|US4844530 *||Mar 20, 1984||Jul 4, 1989||Gebr. Happich Gmbh||Sun visor for mounting above a side window in a vehicle|
|US4929014 *||Dec 27, 1988||May 29, 1990||Prince||Full windshield sunshade|
|US4944548 *||Aug 21, 1989||Jul 31, 1990||Payne George E||Side window shade for automobiles|
|US4958878 *||Aug 21, 1989||Sep 25, 1990||Prince Corporation||Headliner with integral visor|
|US4979775 *||Mar 10, 1989||Dec 25, 1990||Gebr.
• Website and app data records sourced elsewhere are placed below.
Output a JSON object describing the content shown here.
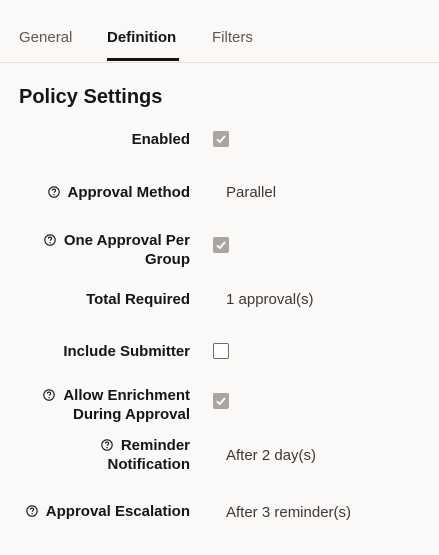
{
  "tabs": [
    {
      "label": "General",
      "active": false
    },
    {
      "label": "Definition",
      "active": true
    },
    {
      "label": "Filters",
      "active": false
    }
  ],
  "section_title": "Policy Settings",
  "fields": [
    {
      "label_lines": [
        "Enabled"
      ],
      "help": false,
      "checkbox": true,
      "checked": true
    },
    {
      "label_lines": [
        "Approval Method"
      ],
      "help": true,
      "value": "Parallel"
    },
    {
      "label_lines": [
        "One Approval Per",
        "Group"
      ],
      "help": true,
      "checkbox": true,
      "checked": true
    },
    {
      "label_lines": [
        "Total Required"
      ],
      "help": false,
      "value": "1 approval(s)"
    },
    {
      "label_lines": [
        "Include Submitter"
      ],
      "help": false,
      "checkbox": true,
      "checked": false
    },
    {
      "label_lines": [
        "Allow Enrichment",
        "During Approval"
      ],
      "help": true,
      "checkbox": true,
      "checked": true
    },
    {
      "label_lines": [
        "Reminder",
        "Notification"
      ],
      "help": true,
      "value": "After 2 day(s)"
    },
    {
      "label_lines": [
        "Approval Escalation"
      ],
      "help": true,
      "value": "After 3 reminder(s)"
    }
  ],
  "colors": {
    "background": "#fbf9f8",
    "text": "#161513",
    "checkbox_checked": "#a9a6a2",
    "divider": "#e4e1dd"
  }
}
Happich Gmbh||Axially displaceable window shade for windshield or the like|
|US5000506 *||Dec 18, 1989||Mar 19, 1991||Abu Shumays Ibrahim K||Sun shades for automobiles|
|US5067765 *||Jul 24, 1989||Nov 26, 1991||Prince Corporation||Flexible sun visor with over-center spring|
|US5186512 *||Apr 16, 1992||Feb 16, 1993||Prince Corporation||Rear window sliding visor|
|US5211439 *||Mar 31, 1992||May 18, 1993||Prince Corporation||Curvilinear sliding visor|
|US5219199 *||Apr 21, 1992||Jun 15, 1993||Prince Corporation||Stabilized slide-out visor|
|US5292168 *||Dec 14, 1992||Mar 8, 1994||United Technologies Automotive, Inc.||Side window sunshade for a motor vehicle|
|US5390973 *||Aug 2, 1993||Feb 21, 1995||United Technologies Automotive, Inc.||Side window sun visor assembly|
|US5417466 *||Nov 4, 1993||May 23, 1995||United Technologies Automotive, Inc.||Sun visor system|
|US8038199||Mar 31, 2009||Oct 18, 2011||Marcus Automotive, Llc||Visor|
|US8162376||Jan 7, 2011||Apr 24, 2012||Grossmith Geoffrey J||Automated sun visor for vehicles|
|US8925995||Oct 2, 2012||Jan 6, 2015||Marcus Automotive, Llc||Rotatable side window visor and glare shield|
|US20110095513 *||Jan 5, 2011||Apr 28, 2011||Lear Corporation||Seat|
|US20120098291 *||Oct 21, 2011||Apr 26, 2012||Wilson Robert L||Fold down safety sun guard systems|
|EP0223522A2||Nov 7, 1986||May 27, 1987||Prince Corporation||Visor system|
|EP0246930A2 *||May 26, 1987||Nov 25, 1987||Prince Corporation||Visor system|
|EP0246930A3 *||May 26, 1987||Dec 6, 1989||Prince Corporation||Visor system|
|EP0410687A1 *||Jul 24, 1990||Jan 30, 1991||Prince Corporation||Over centre visor|
|International Classification||B60J3/00, B60J3/02|
|Jun 25, 1982||AS||Assignment|
Owner name: PRINCE CORPORATION, WIDCREST DRIVE HOLLAND, MICH.
Free format text: ASSIGNMENT OF ASSIGNORS INTEREST.;ASSIGNORS:MARCUS, KONRAD H.;FLEMING, DENNIS J.;REEL/FRAME:004017/0237;SIGNING DATES FROM 19820610 TO 19820615
|Mar 12, 1985||CC||Certificate of correction|
|Jan 11, 1988||FPAY||Fee payment|
Year of fee payment: 4
|Dec 9, 1991||FPAY||Fee payment|
Year of fee payment: 8
|Apr 2, 1996||REMI||Maintenance fee reminder mailed|
|Aug 25, 1996||LAPS||Lapse for failure to pay maintenance fees|
|Nov 5, 1996||FP||Expired due to failure to pay maintenance fee|
Effective date: 19960828